I wanted to get some opinions on a topic that I’ve been thinking about lately. What do you look for in a company that you associate with or give your business to? As I continue to make progress with my endeavor, I felt as though this is something I should inquire about directly from other consumers so I can know what to focus on and also share a few recent experiences I’ve had with a few different companies to help drive my points across.
We’re part of a world where everything is web-based and the first look at a website could mean the difference between scrolls & page clicks, or a click of the X on the tab. Does the look of the site still factor into the decision of if you will do business a company or not? Especially when more and more companies such as SquareSpace and Strikingly make it so much easier to have a competitive look and compete with others.
How about those established companies that already have an image. Would you continue to give your business to a company with a negative image but appears to be the best choice? I will give you a perfect example, Wal-Mart. I’ve made the decision to not shop at Wal-Mart for numerous reasons, such as
- Employees can’t be bothered to do their jobs (Wanted a movie, they acted as if it was too much work to get it from the back)
- Warranty is not worth what they charge (Tried to get my computer repaired, they tell me I can’t have it sent in to have it serviced.)
- Most recently, the news regarding the use of California’s water supply to fill their Great Value water bottles, while they are currently in a drought. http://www.yourcentralvalley.com/story/d/story/wal-marts-great-value-water-is-bottled-in-calif/27844/aX2McHsm5UCNTfOiM4qGwA
- Wages/Benefits to employees (not going in-depth with this one)
- Laying off employees to fix “plumbing issues” and having their employees re-apply for their jobs (Check out video in the link). http://www.wfla.com/story/29008542/walmart-sticking-to-plumbing-problem-excuse-for-brandon-superstore-shutdown-so-where-are-the-plumbers
I can keep going. But what I’m trying to understand is do we align ourselves with companies because they present a good image and a good product? Or are we more focused on how much money we save and how much convenience is packed into one place?
Don’t you just love it when you have a question or need help from a company and you’re able to get a direct answer from them?

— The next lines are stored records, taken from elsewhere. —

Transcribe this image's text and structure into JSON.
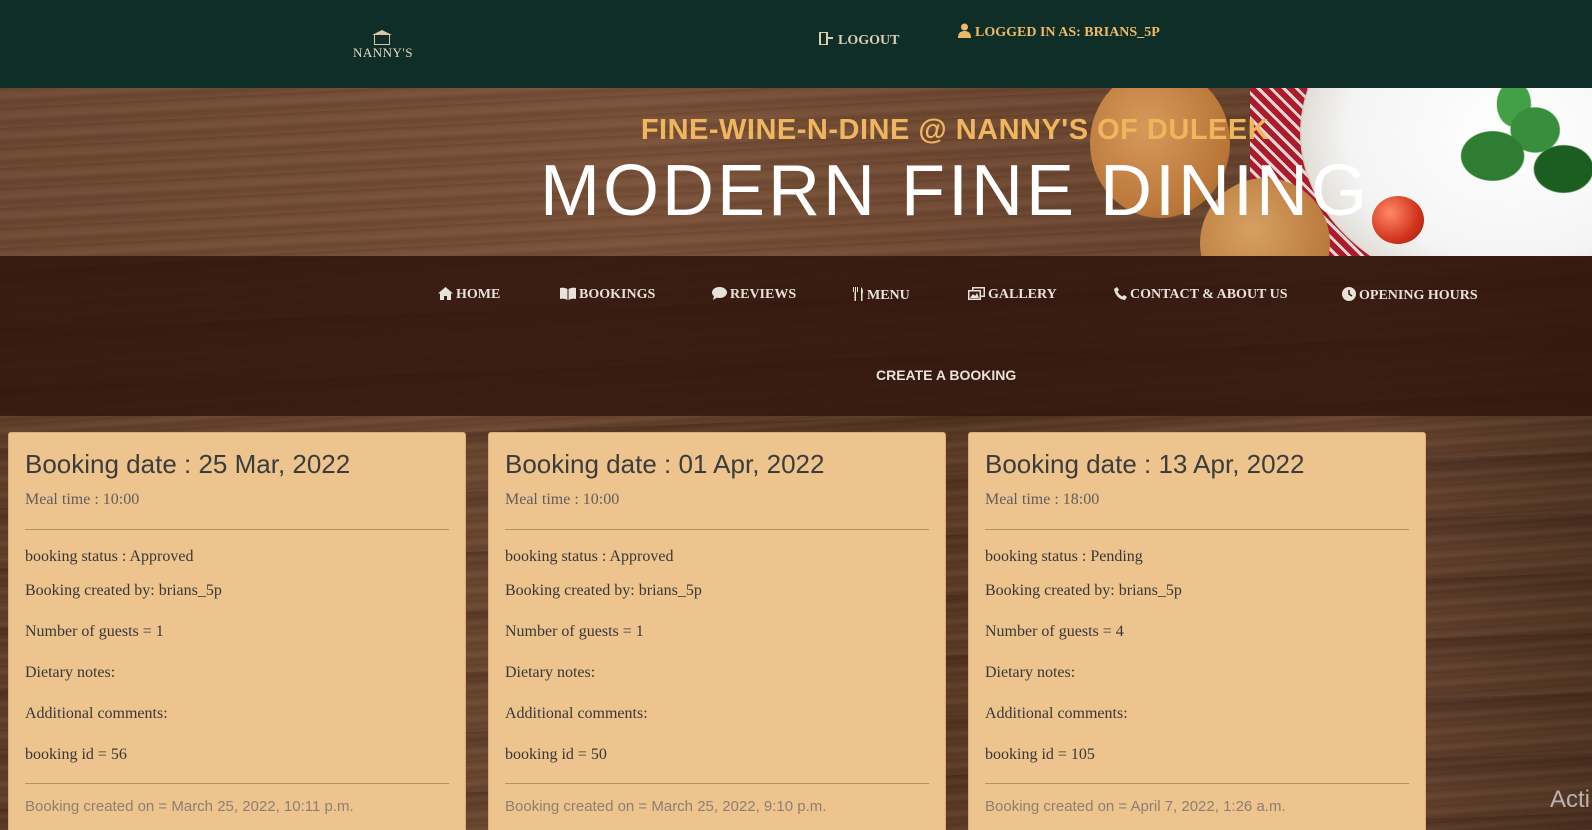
{
  "header": {
    "logo_text": "NANNY'S",
    "logout_label": "LOGOUT",
    "logged_in_label": "LOGGED IN AS: BRIANS_5P"
  },
  "hero": {
    "subtitle": "FINE-WINE-N-DINE @ NANNY'S OF DULEEK",
    "title": "MODERN FINE DINING"
  },
  "nav": {
    "items": [
      {
        "label": "HOME",
        "icon": "home-icon"
      },
      {
        "label": "BOOKINGS",
        "icon": "book-icon"
      },
      {
        "label": "REVIEWS",
        "icon": "comment-icon"
      },
      {
        "label": "MENU",
        "icon": "cutlery-icon"
      },
      {
        "label": "GALLERY",
        "icon": "images-icon"
      },
      {
        "label": "CONTACT & ABOUT US",
        "icon": "phone-icon"
      },
      {
        "label": "OPENING HOURS",
        "icon": "clock-icon"
      }
    ],
    "create_label": "CREATE A BOOKING"
  },
  "bookings": [
    {
      "date": "Booking date : 25 Mar, 2022",
      "meal_time": "Meal time : 10:00",
      "status": "booking status : Approved",
      "created_by": "Booking created by: brians_5p",
      "guests": "Number of guests = 1",
      "dietary": "Dietary notes:",
      "comments": "Additional comments:",
      "booking_id": "booking id = 56",
      "created_on": "Booking created on = March 25, 2022, 10:11 p.m."
    },
    {
      "date": "Booking date : 01 Apr, 2022",
      "meal_time": "Meal time : 10:00",
      "status": "booking status : Approved",
      "created_by": "Booking created by: brians_5p",
      "guests": "Number of guests = 1",
      "dietary": "Dietary notes:",
      "comments": "Additional comments:",
      "booking_id": "booking id = 50",
      "created_on": "Booking created on = March 25, 2022, 9:10 p.m."
    },
    {
      "date": "Booking date : 13 Apr, 2022",
      "meal_time": "Meal time : 18:00",
      "status": "booking status : Pending",
      "created_by": "Booking created by: brians_5p",
      "guests": "Number of guests = 4",
      "dietary": "Dietary notes:",
      "comments": "Additional comments:",
      "booking_id": "booking id = 105",
      "created_on": "Booking created on = April 7, 2022, 1:26 a.m."
    }
  ],
  "watermark": "Acti",
  "colors": {
    "topbar": "#0f2e27",
    "accent": "#f0b65f",
    "card": "#edc38e"
  }
}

Especially now when you may not have to call, enter in numbers to be serviced in a particular department, listen to boring ass elevator music for 5-15 minutes and finally have someone available, not knowing what type of experience you’re gonna get, or even if you could get any help? Now you can get fast, direct service through the companies site with a click, or even try out Twitter.
Some Companies now have dedicated customer service lines on Social Media to address the concerns of their customers. I’ve personally connected with AMC Theaters on Twitter recently because there were no RealD 3D tickets for Mad Max: Fury Road at the theater I wanted to go to. They kept in touch with me and fixed the problem in a matter of days (sidenote: the movie was amazing!). Everything went smoothly. On the other hand, there is the example below, where there’s going to be an advanced screening for the new Pixar movie Inside Out, where I could also get some cool collectibles. I asked another movie company if their theater near me would be one of the select locations showing the screening.
There was no response from them at all! And it’s not like I’m dealing with a company that gets 1,000’s of comments in a post, or even 100’s, or even DOZENS! I AM LITERALLY THE ONLY COMMENT ON THEIR POST! And YET, They can afterwards post that Magic Mike XXL tickets are now available! Enter to win a Jurassic World Prize Pack! Fill out a survey for a chance to go on a cruise! Even as I’m writing this, the post looks exactly the same as it does in the screenshot above.
My Point: How highly do we hold companies accountable for fixing our problems and answering our questions? I’m just trying to gauge if interaction between companies and customers are as effective as we would like them to be.
For this, I’m only talking about mass-produced products where any store or medium between manufacturers/customers can sell them. How do we pick which medium gets our product when literally dozens upon dozens of stores hold the same item? We usually tend to go towards the stores that provide us with an added benefit for purchasing with them, like
- Rewards Programs
- Price Matching
- More Selections
- Customization Options
- And as stated before, positive company image and customer service
Example, I’m a movie fan, and highly appreciate the theater experience. I will go to AMC Theaters because they hold movies in their theaters longer than any other theater company around me, great rewards program, they have the IMAX experience, which makes movies like Avengers: Age of Ultron and the upcoming Jurassic World that much more entertaining, and going there always feels like an event to me, no matter how many times I go.
On the other hand, There is Movie Tavern from the tweet above, where the theater is much smaller, but the tickets are cheaper, and I have the convenience of having my food brought to me at my seat, where there’s a table in front of me to put my stuff on, I don’t have to miss a thing.
What makes the difference for you is my main question. What factors are key when you align yourself and your money with a company? I would appreciate as many comments as possible on this subject and please feel free to get as detailed as possible and share this post with others. Are there any other points that I may have not covered in this post? I’d love to hear what you have to say! and also don’t forget to subscribe to The Wingfield Blog!
Thank You for Listening,